Happy holidays! It was wonderful seeing so many colleagues at our annual holiday party in the Simon Center Great Room last week. Between the very creative costumes, sweaters, trivia game, good food and drink, office decoration prizes, and what looked like plenty of smiles and good cheer to go around, our community had a very nice gathering to celebrate the holiday season. Well represented were traditions associated with Christmas, Hannukah, and Kwanzaa. I also learned of new traditions like those associated with a holiday unicorn and one particularly inspired holiday sweater featuring a running fireplace. That was something. The whole event was great fun and something we should do on a regular basis. More on that later.

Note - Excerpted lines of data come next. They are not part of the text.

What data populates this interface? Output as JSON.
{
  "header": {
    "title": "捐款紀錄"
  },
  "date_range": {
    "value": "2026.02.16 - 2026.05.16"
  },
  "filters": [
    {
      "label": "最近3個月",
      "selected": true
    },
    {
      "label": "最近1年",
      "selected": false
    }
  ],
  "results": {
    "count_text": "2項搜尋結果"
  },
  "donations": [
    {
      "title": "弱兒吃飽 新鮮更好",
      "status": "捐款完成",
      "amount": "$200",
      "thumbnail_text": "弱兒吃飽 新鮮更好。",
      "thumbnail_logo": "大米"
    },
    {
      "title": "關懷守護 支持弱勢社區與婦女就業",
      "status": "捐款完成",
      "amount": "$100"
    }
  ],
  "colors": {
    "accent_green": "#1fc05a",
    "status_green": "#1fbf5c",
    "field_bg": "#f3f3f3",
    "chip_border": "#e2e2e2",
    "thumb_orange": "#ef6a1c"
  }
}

In the coming days many of us will gather with friends and family to celebrate holidays both secular and religious. We will welcome a New Year with all the promise that it brings. I hope each and every one of you has a wonderful, safe, rejuvenating, and fun break. And for the more than fifteen departments at NEC that will be working between Christmas and New Year’s Day – well, thank you all. Your commitment is laudable and necessary to the success of the institution. I know I speak for us all when I say, we appreciate you.
Yesterday, on the Winter Solstice, we marked the shortest day of the year. It has been a little darker a little later each morning and for many of us the commute home is undertaken after the sun has set. If you are like me, you look forward to longer days that come with warmer weather. But, for now, amid the darkness, I find my eyes drawn towards the lights around us. I think of our holiday traditions that feature lights as important symbols during the winter darkness. Think of the candles associated with Kwanzaa, or the lighting of the Menorah during Hannukah, and certainly those twinkling colored lights on so many Christmas trees. Whatever your tradition, secular or religious, light is a focus during the dark winter months.
Our work in higher education also has a symbolic focus on light. You will recall that on our college seal is the lamp of knowledge. The small flame at the tip of the oil lamp represents a shining of light into the darkness. That is the work we are called to do at NEC. And while the metaphor with holiday lights is apropos this time of year, I am reminded that our work in providing a quality education to our students takes place throughout the year, face-to-face, online, in New Hampshire, the broader United States, and throughout the world. It is important work. It is necessary work. And I count myself incredibly fortunate and most honored to work with each and every one of you in spreading the light of education.
So, I wish you all a very Merry Christmas, Happy Hannukah, Joyful Kwanzaa, and a wonderful New Year!
With warmest seasons’ greetings,
Dr. Wayne F. Lesperance, Jr